= Task instructions =
Going through the data below, please show each line containing the string "accent".

= Records shown =
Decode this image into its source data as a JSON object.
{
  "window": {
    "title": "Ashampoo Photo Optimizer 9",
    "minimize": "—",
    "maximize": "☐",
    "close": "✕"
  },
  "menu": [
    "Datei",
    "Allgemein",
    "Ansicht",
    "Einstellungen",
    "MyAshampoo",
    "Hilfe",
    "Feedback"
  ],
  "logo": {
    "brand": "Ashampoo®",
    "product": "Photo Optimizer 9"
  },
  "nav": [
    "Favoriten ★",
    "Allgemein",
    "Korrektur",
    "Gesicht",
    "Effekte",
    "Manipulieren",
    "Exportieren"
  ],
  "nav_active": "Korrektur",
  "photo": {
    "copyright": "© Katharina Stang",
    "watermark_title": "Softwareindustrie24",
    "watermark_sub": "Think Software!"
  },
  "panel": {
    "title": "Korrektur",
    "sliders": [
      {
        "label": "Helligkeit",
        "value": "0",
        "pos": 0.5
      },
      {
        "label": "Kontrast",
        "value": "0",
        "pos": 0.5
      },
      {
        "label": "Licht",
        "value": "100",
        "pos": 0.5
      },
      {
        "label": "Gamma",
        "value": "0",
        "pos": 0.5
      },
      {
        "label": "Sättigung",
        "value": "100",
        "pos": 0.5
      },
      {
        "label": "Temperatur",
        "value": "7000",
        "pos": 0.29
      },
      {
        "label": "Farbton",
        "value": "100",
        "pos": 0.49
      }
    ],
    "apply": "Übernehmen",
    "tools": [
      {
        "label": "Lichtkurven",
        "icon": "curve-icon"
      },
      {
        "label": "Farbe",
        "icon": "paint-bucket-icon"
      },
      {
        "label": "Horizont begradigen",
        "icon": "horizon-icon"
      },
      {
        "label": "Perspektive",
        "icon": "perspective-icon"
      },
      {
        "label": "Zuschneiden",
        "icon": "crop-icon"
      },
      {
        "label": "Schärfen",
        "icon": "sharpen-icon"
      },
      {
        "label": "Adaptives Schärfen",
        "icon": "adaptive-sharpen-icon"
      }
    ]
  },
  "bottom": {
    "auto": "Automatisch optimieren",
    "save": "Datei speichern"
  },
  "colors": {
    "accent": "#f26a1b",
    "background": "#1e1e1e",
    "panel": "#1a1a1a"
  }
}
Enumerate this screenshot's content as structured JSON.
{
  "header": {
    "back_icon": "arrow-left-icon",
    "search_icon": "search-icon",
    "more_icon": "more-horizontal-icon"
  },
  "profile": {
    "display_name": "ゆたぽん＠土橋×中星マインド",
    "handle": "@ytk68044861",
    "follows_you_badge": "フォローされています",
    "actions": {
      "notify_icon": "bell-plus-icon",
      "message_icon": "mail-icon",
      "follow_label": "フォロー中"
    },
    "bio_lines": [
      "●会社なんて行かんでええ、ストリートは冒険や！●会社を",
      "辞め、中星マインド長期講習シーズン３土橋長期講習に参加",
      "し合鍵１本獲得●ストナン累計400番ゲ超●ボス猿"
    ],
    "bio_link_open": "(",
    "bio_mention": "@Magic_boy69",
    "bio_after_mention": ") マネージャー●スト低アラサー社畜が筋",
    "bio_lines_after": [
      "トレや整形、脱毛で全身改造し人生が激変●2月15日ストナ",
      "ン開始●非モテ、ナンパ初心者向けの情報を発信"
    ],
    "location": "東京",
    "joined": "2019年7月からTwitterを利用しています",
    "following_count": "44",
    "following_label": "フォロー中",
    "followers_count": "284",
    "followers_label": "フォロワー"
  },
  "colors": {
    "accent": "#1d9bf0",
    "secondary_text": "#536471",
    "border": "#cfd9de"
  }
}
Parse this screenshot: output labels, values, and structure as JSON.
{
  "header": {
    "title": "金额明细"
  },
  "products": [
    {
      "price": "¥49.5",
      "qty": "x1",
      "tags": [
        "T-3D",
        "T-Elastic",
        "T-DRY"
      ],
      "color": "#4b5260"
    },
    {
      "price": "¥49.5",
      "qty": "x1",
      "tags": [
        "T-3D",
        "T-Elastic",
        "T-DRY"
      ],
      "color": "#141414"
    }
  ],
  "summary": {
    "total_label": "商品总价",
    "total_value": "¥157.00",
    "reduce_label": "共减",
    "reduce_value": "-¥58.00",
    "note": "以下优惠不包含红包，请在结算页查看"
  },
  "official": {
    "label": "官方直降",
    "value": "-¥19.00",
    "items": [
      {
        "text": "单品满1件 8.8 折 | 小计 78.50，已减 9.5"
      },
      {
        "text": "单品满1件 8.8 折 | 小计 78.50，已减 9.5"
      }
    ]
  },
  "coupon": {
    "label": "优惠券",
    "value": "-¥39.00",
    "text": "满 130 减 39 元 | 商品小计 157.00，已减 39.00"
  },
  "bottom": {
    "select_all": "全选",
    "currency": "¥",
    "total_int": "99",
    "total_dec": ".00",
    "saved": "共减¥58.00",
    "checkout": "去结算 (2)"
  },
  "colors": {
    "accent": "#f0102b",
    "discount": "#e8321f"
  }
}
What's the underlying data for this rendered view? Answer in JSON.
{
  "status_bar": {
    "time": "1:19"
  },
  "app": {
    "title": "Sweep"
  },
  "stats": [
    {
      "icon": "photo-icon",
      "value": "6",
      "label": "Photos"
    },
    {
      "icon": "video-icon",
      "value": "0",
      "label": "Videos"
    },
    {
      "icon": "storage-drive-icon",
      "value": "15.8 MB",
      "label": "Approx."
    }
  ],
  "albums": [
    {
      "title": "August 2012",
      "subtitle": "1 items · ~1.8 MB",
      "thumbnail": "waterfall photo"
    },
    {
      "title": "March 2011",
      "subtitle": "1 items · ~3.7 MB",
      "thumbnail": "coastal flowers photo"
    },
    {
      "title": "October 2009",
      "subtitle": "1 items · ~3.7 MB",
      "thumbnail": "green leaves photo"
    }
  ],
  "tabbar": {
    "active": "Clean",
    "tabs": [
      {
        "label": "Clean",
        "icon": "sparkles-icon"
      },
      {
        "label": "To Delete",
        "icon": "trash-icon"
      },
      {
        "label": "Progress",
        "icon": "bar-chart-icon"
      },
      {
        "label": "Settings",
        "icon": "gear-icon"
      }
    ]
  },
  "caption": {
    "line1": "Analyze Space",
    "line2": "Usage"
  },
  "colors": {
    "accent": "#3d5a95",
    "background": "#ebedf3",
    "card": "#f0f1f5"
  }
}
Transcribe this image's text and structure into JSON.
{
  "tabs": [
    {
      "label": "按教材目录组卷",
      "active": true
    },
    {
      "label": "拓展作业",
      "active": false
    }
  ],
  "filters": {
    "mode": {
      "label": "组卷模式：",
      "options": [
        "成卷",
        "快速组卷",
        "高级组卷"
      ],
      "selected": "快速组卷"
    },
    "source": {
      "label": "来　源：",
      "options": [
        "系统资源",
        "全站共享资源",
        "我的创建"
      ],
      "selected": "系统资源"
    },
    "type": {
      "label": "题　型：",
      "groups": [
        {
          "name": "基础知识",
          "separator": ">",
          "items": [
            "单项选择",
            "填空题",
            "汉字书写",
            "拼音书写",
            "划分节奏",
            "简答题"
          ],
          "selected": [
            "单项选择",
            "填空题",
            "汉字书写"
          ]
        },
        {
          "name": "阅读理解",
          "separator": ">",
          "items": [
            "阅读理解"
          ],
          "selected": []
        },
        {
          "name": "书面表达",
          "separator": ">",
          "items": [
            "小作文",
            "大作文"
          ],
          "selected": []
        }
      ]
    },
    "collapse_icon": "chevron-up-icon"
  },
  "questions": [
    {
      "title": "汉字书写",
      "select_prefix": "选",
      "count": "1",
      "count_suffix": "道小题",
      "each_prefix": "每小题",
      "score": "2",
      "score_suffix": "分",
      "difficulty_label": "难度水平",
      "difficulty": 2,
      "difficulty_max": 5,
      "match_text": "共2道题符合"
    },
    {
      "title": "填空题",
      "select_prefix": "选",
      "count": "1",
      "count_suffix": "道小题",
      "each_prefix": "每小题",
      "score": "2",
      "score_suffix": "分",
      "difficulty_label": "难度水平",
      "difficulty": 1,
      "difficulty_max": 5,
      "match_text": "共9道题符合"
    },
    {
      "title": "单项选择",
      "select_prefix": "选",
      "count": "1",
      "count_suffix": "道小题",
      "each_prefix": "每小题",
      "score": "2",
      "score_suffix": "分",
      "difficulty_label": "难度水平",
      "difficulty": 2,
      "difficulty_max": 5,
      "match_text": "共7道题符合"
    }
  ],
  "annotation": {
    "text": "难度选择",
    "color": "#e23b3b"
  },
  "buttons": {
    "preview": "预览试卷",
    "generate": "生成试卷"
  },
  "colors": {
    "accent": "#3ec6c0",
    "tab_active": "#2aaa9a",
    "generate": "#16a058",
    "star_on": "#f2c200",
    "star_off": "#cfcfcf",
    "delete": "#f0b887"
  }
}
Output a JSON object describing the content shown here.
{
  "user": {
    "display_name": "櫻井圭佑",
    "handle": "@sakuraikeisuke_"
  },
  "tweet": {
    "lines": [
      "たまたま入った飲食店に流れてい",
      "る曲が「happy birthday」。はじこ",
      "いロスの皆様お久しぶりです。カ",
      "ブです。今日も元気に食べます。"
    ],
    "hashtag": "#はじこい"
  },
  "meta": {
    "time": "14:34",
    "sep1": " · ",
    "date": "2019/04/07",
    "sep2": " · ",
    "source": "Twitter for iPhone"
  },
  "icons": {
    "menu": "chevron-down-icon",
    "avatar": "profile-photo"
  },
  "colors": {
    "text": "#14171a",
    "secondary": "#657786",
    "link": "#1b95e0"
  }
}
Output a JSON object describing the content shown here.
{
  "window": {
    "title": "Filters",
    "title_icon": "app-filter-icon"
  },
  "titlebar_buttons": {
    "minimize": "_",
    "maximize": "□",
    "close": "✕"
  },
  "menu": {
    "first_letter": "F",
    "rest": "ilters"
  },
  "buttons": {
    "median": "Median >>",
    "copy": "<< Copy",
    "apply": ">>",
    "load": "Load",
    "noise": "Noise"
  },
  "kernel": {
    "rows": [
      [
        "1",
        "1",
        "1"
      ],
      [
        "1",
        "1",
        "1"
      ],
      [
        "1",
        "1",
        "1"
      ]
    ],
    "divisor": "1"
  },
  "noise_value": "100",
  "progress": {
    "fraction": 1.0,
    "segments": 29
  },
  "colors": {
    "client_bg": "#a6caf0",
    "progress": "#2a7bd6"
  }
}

= Exercise response =
    "accent": "#f26a1b",
    "accent": "#1d9bf0",
    "accent": "#f0102b",
    "accent": "#3d5a95",
    "accent": "#3ec6c0",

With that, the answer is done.